Isaac Mizrahi — the accomplished actor, host, writer, designer, and producer — returns to Bay Street Theater on Monday, August 26, with his all-new show, “Isaac Mizrahi: Queen Size.” The evening is part of Bay Street’s Music Mondays concert series.
Joined by his band of jazz musicians, led by Ben Waltzer, Mizrahi will perform classics by Leonard Bernstein, Cat Stevens, Jimmy Webb, John Kander, Cole Porter, James Taylor, and Jerome Kern. And no topic will be off-limits. Get ready for politics, sex, prescription drugs, millennials.
Indy caught up with Mizrahi to discuss.
Tell us a little about “Isaac Mizrahi: Queen Size” and what the audience can expect during the show.
The show “Queen Size” is very autobiographical. I was very overweight as a kid and I never got over that body image, no matter how thin I’ve ever been, and it’s a dominant part of my identity. If there’s one issue that defines my life, it’s the struggle to be thin. The show covers a lot of biological ground but always seems to default to my weight issues.
How long have you been performing?
I started performing at a very young age. At eight, I built a puppet theatre in the family garage and created shows until I started high school. When I was 10 or 11, I started doing female impersonations for friends and family and would draw crowds at the beach club or the lobby of temple with my impersonations of Barbra Streisand or Liza Minnelli.
I went to Performing Arts High School in NYC and then started doing cabaret shows in my early 20s and never stopped. I’ve worked at all kinds of little clubs in the city, from a now defunct place called Eighty Eights to Joe’s Pub to, most recently, Café Carlyle.
How do you go about selecting the songs in your show?
The song selection for a show begins very early. Certain songs resonate and become obsessions and relate to stories I want to tell. The ultimate way they get selected is by their suitability to my singing voice and the band’s ability to kill the tune. But really, the ideas for songs come from the ideas about the story telling in the show.
How did you become involved with Bay Street?
Bay Street contacted me last year and we immediately were able to schedule a show there. It was such a great pleasure for me to perform there, because it’s my hometown. I feel like I’m from the Hamptons. I’ve been living here split with NYC since the 1990s.

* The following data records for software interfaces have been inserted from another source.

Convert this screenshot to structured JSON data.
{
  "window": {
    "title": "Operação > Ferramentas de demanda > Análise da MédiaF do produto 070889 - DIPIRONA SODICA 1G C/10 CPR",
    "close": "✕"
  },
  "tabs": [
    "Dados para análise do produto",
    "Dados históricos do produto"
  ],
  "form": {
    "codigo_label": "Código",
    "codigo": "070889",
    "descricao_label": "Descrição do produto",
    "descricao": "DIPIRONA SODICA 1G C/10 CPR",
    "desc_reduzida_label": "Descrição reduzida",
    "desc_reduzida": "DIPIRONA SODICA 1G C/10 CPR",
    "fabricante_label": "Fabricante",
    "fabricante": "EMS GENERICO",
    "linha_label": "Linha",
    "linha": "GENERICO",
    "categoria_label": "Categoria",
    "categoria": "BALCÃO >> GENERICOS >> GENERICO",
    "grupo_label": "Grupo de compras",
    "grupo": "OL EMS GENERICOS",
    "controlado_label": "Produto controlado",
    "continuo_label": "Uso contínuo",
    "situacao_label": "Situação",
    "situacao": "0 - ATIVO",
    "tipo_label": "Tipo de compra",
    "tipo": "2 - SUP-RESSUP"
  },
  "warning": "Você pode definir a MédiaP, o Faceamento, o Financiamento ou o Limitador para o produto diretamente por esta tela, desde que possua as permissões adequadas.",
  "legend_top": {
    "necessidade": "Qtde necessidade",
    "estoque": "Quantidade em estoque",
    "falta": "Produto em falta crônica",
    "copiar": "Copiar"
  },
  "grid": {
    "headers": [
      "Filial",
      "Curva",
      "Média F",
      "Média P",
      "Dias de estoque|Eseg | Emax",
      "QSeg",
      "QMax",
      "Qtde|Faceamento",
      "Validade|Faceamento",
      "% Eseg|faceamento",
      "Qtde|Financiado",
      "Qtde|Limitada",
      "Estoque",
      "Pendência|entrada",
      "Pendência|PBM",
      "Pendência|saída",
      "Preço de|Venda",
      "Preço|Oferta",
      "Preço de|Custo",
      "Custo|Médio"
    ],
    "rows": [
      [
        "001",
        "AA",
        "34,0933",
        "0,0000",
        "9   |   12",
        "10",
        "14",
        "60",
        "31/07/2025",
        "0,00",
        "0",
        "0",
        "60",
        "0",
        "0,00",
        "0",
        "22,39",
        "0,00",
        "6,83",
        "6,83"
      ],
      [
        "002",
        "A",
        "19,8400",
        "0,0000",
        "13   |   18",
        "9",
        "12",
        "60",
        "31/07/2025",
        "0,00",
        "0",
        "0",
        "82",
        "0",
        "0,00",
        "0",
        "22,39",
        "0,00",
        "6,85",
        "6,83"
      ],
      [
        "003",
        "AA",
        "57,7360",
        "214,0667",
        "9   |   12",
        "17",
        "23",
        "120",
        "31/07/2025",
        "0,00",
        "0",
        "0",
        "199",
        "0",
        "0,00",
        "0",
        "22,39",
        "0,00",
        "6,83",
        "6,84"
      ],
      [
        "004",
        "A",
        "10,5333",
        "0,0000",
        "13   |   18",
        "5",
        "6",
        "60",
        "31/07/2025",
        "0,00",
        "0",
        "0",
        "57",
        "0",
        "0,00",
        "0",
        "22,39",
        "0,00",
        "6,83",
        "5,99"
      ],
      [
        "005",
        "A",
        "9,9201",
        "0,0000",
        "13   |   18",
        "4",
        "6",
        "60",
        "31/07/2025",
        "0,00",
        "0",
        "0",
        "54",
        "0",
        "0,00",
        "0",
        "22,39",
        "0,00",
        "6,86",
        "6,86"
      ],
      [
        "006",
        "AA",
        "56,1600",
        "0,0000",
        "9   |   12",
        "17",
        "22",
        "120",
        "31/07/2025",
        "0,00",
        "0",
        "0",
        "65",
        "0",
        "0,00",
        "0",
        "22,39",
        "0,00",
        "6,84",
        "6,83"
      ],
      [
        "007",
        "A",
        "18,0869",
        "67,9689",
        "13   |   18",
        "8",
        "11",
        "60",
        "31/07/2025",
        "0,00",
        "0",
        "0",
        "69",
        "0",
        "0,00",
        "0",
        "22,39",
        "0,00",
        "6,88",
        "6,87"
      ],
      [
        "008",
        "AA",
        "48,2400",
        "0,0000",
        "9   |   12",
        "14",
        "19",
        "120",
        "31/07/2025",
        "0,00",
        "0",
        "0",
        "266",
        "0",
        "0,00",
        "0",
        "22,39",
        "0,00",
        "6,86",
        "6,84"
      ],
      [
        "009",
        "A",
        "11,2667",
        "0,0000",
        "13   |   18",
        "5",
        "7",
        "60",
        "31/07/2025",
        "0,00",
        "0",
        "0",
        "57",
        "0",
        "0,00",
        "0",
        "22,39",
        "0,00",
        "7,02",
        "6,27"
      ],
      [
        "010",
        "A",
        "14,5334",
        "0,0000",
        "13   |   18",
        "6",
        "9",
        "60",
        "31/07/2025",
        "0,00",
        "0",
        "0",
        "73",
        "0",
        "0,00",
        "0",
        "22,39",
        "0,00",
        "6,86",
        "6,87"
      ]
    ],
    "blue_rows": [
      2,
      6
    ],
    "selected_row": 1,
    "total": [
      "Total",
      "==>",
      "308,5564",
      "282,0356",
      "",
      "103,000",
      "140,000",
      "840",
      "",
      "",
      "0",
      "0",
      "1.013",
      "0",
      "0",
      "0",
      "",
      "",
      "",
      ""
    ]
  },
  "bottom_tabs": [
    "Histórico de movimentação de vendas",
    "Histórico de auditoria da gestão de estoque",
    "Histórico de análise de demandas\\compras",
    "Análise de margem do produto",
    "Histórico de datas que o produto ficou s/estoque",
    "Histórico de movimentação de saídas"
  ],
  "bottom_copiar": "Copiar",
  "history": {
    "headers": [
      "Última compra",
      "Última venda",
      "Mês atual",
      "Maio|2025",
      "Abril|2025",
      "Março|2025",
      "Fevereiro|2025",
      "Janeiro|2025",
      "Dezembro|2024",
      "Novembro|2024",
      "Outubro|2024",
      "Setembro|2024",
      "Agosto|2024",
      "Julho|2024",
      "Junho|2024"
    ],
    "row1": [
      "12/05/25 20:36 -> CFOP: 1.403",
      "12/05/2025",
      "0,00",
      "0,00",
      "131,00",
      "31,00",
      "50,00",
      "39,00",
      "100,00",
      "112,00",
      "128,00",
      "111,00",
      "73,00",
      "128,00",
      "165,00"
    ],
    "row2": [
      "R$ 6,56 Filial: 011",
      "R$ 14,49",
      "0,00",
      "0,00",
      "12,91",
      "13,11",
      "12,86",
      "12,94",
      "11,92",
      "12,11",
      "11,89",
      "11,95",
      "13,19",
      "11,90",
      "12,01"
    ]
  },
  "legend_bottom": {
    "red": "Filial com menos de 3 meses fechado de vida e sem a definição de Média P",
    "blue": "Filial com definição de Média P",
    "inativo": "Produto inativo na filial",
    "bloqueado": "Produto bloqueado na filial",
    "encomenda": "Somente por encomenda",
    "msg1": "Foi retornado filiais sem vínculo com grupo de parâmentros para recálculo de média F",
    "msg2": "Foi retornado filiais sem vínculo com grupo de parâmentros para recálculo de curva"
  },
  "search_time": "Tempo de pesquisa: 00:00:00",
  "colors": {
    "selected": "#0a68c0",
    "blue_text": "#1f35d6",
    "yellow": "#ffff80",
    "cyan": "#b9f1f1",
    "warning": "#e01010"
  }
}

Talk a little about your recent memoir, “I.M.,” and your writing process.
The memoir began about eight years ago. I had dinner with a friend who said I should think about the idea. It took really about five years to complete, and it’s still a major part of my life. It was very cathartic writing it, and I now feel bereft of this major thing in my life. I think I told honest stories about people in my life and, for the most part, they were all really thrilled.
You’re an actor, host, writer, designer, and producer. How do you balance it all?
I can’t do one thing without the other. My life as an entertainer informs my design work and vice versa. I think it all comes from the same creative force in me that I cannot suppress even if I tried.
What do you enjoy most about the East End?
I split my time between NYC and Bridgehampton these days, tending to be out here a little more than there. It has become a haven for me. I’m more active in the city, more on the go. Here, I write more and read a lot and do phone meetings.
One of the main reasons I love it here so much is because my dogs like it so much. They get really depressed when they sense we’re going back to the city. My husband and I split up a lot in order for the dogs to spend as much time here as possible. In the end, I do most everything for my dogs!
The show starts at 8 PM. Tickets range from $79 to $125 and are on sale now at www.baystreet.org.